To open a 1988-89 NBA season when the Jazz have plans of becoming genuine Western Conference championship contenders, we bring you the Seattle SuperSonics.
Imagine this: They feel as good about themselves as the Jazz do."I don't know how we're going to come out of the gate," said Coach Bernie Bickerstaff, "but I sure have a feeling this is going to be an excellent basketball team."
Sports Illustrated, in fact, is picking the Sonics to win the West, ahead of the Lakers and the Jazz. The Sonics and Jazz start the eight-month ordeal tonight in the Salt Palace.
The Sonics arrived in the West picture in 1986-87 when they were only 39-43 but stormed through the playoffs all the way to the conference finals against the Lakers. They lost to Denver in the first round of the playoffs last spring, but that was after they went 44-38 in the regular season.
They expect to keep improving, with rebounding king Michael Cage coming in a trade with the L.A. Clippers to replace Tom Chambers, who went to Phoenix as a free agent. Chambers' exit leaves guard Dale Ellis and forward Xavier McDaniel to do the scoring, which they can handle.
Bickerstaff expects to start second-year forward Derrick McKey and bring McDaniel off the bench. Jazz Coach Frank Layden, meanwhile, has decided to keep his preseason lineup intact _ meaning that Thurl Bailey, who made only 10 starts last season, will start and play his usual big minutes. So will all the regulars, while Bobby Hansen and Mike Brown are injured. "We're going to have to do that for about a month," said Layden.
This time, they'll have several days to recover. The only NBA team with Saturday night off, the Jazz will not play again until Wednesday.
The Jazz will open the season with Bailey and John Stockton waiting for new contracts, but nothing dramatic is apparently in the works. "I'll be there," promised Bailey.
The Jazz and Sonics had a rivalry brewing last season, when Seattle officialssent videotapes to the NBA office protesting Malone's rough play. But the Jazz went on to rule the series (4-1), winning the last two games in Seattle _ including a one-pointer on the final weekend of the season when Scott Roth, who was re-signed by the Jazz Thursday, delivered a three-point shot.

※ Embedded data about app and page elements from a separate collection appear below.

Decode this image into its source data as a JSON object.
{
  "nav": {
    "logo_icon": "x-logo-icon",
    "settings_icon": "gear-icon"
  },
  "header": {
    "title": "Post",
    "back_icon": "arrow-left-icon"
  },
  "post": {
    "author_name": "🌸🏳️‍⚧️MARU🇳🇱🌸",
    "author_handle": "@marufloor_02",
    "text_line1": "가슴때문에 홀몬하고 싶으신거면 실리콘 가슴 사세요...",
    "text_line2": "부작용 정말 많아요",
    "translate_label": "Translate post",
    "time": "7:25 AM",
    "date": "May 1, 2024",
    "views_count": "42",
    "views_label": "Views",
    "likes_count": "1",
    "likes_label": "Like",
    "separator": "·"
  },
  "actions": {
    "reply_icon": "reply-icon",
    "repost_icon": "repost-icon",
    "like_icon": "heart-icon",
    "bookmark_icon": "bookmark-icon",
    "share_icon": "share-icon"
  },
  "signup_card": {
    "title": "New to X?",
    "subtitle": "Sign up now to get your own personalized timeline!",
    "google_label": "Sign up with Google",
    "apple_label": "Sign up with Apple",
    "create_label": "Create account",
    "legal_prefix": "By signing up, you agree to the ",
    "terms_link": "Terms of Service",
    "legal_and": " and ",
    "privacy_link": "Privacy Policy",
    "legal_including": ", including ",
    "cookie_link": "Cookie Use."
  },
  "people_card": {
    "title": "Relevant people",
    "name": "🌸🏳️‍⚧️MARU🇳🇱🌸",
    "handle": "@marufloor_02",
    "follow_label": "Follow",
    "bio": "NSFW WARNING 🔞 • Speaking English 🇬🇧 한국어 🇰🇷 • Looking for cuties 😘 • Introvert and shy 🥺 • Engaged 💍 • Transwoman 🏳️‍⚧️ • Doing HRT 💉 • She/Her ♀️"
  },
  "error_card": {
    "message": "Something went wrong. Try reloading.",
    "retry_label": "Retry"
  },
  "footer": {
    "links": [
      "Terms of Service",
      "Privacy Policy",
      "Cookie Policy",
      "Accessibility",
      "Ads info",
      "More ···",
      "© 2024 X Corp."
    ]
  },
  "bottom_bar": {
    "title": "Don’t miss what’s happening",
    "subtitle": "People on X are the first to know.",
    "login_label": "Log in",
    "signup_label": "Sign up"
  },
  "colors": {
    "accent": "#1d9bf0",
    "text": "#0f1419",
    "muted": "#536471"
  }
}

Malone downplays any emotion in the Jazz-Sonics series. "Every team is a rival, you know what I'm saying?" he mused. "I don't think you can compare Utah-L.A (Lakers) to Utah-Seattle. Last year, some things were overreacted to. The amazing thing was, when we played you couldn't tell any of that stuff had happened."
In any case, both teams are more worried about how they'll open the new season than about any building rivalry. The Jazz spent most of the week working on special end-of-the-game plays. "One of my concerns was how we handled ourselves at the end of a game; I think we'll be better prepared," said Layden.
Layden's chief worry is being ready for any tricks from the Sonics; the Jazz scouted them twice during the preseason, but Seattle also had a full week to gear up for the opener. "You don't know what they're going to do," he says.
Same for the Jazz, who have lost their last six season openers. They played well at Dallas last November, only to lose by two on Derek Harper's three-pointer with one second left. We'll see what happens this time. "It's our first game, and that could very well set the tone for our season," says Malone.